Image category recognition is important to access visual information on the level of objects and scene types. So far, intensity-based descriptors have been widely used for feature extraction at salient points. To increase illumination invariance and discriminative power, color descriptors have been proposed. Because many different descriptors exist, a(More)
Color constancy is the ability to measure colors of objects independent of the color of the light source. A well-known color constancy method is based on the gray-world assumption which assumes that the average reflectance of surfaces in the world is achromatic. In this paper, we propose a new hypothesis for color constancy namely the gray-edge hypothesis,(More)
For object recognition, the current state-of-the-art is based on exhaustive search. However, to enable the use of more expensive features and classifiers and thereby progress beyond the state-of-the-art, a selective search strategy is needed. Therefore, we adapt segmentation as a selective search by reconsidering segmentation: We propose to generate many(More)
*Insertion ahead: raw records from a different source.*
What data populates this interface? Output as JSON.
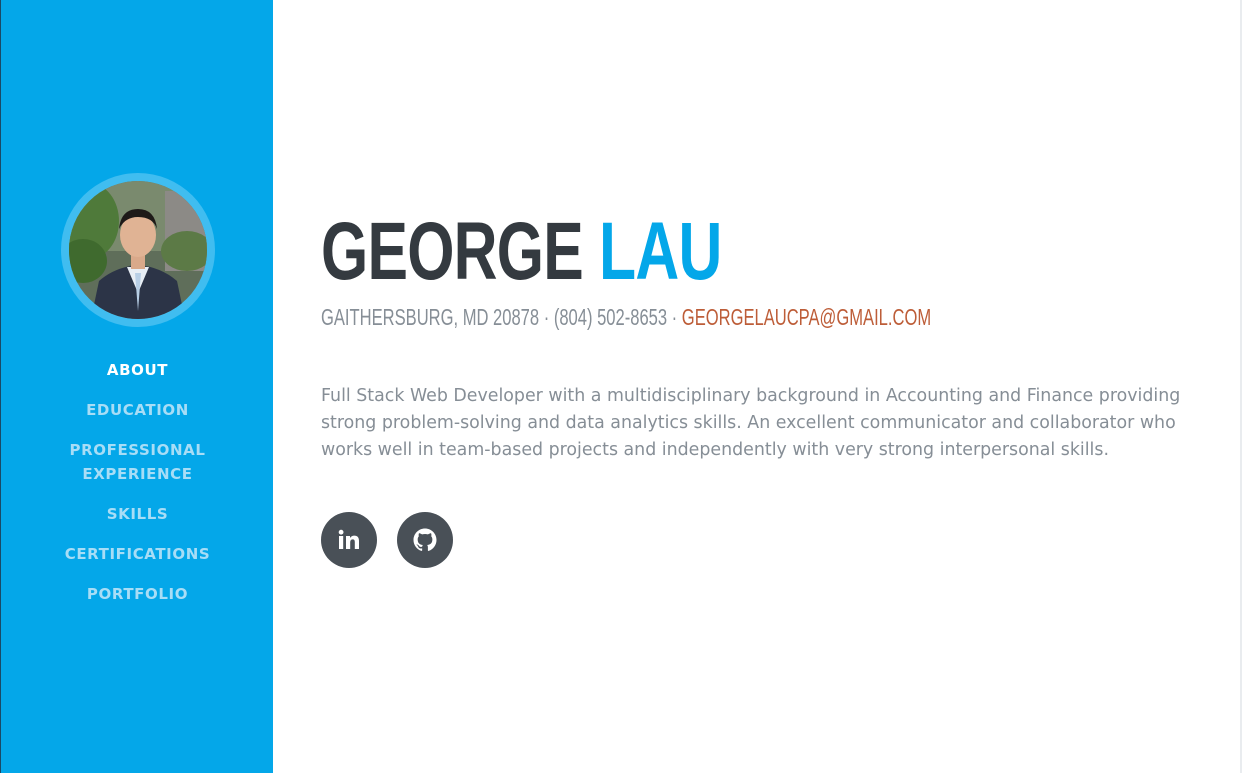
{
  "profile": {
    "first_name": "George",
    "last_name": "Lau",
    "address": "Gaithersburg, MD 20878",
    "separator": " · ",
    "phone": "(804) 502-8653",
    "email": "georgelaucpa@gmail.com",
    "bio": "Full Stack Web Developer with a multidisciplinary background in Accounting and Finance providing strong problem-solving and data analytics skills. An excellent communicator and collaborator who works well in team-based projects and independently with very strong interpersonal skills."
  },
  "nav": {
    "items": [
      {
        "label": "About",
        "active": true
      },
      {
        "label": "Education",
        "active": false
      },
      {
        "label": "Professional Experience",
        "active": false
      },
      {
        "label": "Skills",
        "active": false
      },
      {
        "label": "Certifications",
        "active": false
      },
      {
        "label": "Portfolio",
        "active": false
      }
    ]
  },
  "social": {
    "items": [
      {
        "icon": "linkedin-icon"
      },
      {
        "icon": "github-icon"
      }
    ]
  },
  "colors": {
    "sidebar_bg": "#04a7e9",
    "accent": "#04a7e9",
    "heading_dark": "#343a40",
    "muted_text": "#868e96",
    "email_link": "#bd5d38",
    "social_bg": "#495057"
  }
}
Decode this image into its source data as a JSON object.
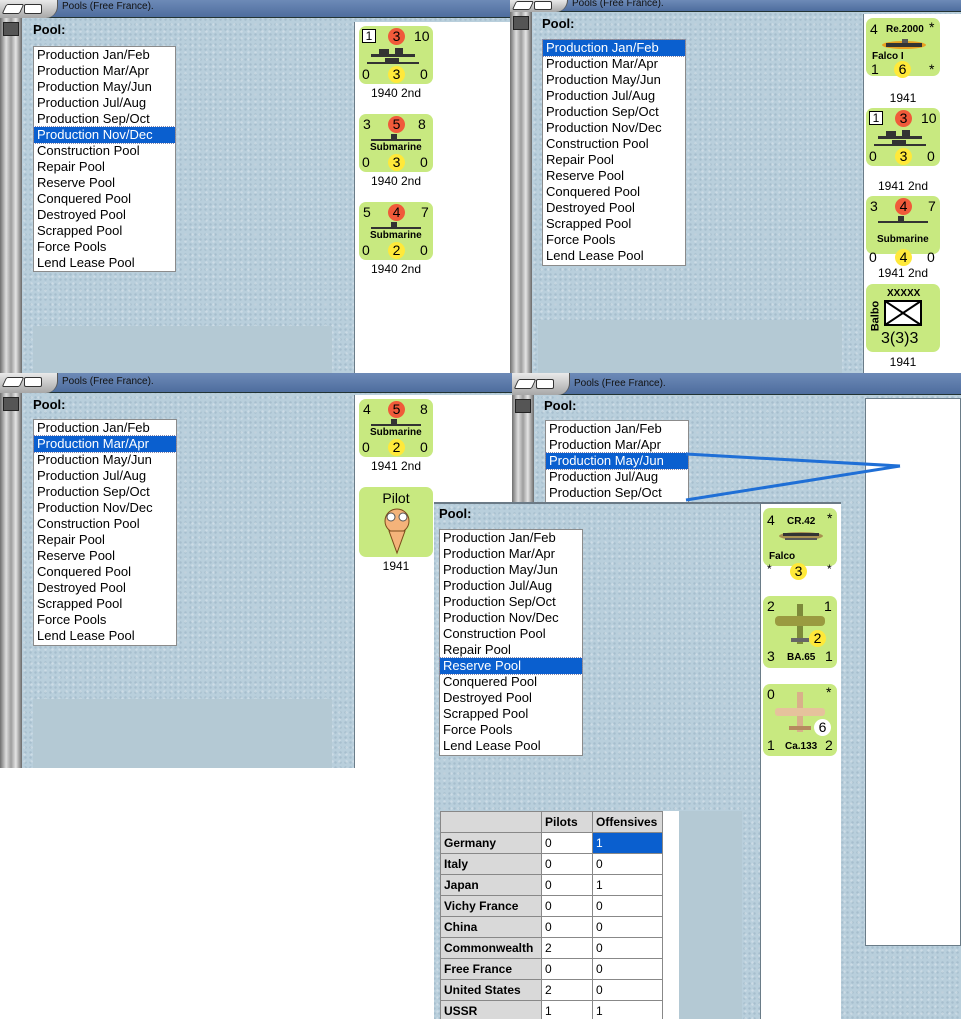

The purpose is to arrive at recognition of multicolored objects invariant to a substantial change in viewpoint, object geometry and illumination. Assuming dichromatic reflectance and white illumination, it is shown that normalized color rgb, saturation S and hue H, and the newly proposed color models c 1 c 2 c 3 and l 1 l 2 l 3 are all invariant to a change(More)
Computational color constancy is a fundamental prerequisite for many computer vision applications. This paper presents a survey of many recent developments and state-of-the-art methods. Several criteria are proposed that are used to assess the approaches. A taxonomy of existing algorithms is proposed and methods are separated in three groups: static(More)
Image category recognition is important to access visual information on the level of objects and scene types. So far, intensity-based descriptors have been widely used. To increase illumination invariance and discriminative power, color descriptors have been proposed only recently. As many descriptors exist, a structured overview of color invariant(More)
Locating the center of the eyes allows for valuable information to be captured and used in a wide range of applications. Accurate eye center location can be determined using commercial eye-gaze trackers, but additional constraints and expensive hardware make these existing solutions unattractive and impossible to use on standard (i.e., visible wavelength),(More)
We aim at combining color and shape invariants for indexing and retrieving images. To this end, color models are proposed independent of the object geometry, object pose, and illumination. From these color models, color invariant edges are derived from which shape invariant features are computed. Computational methods are described to combine the color and(More)
The ubiquitous application of eye tracking is precluded by the requirement of dedicated and expensive hardware, such as infrared high definition cameras. Therefore, systems based solely on appearance (i.e. not involving active infrared illumination) are being proposed in literature. However, although these systems are able to successfully locate eyes, their(More)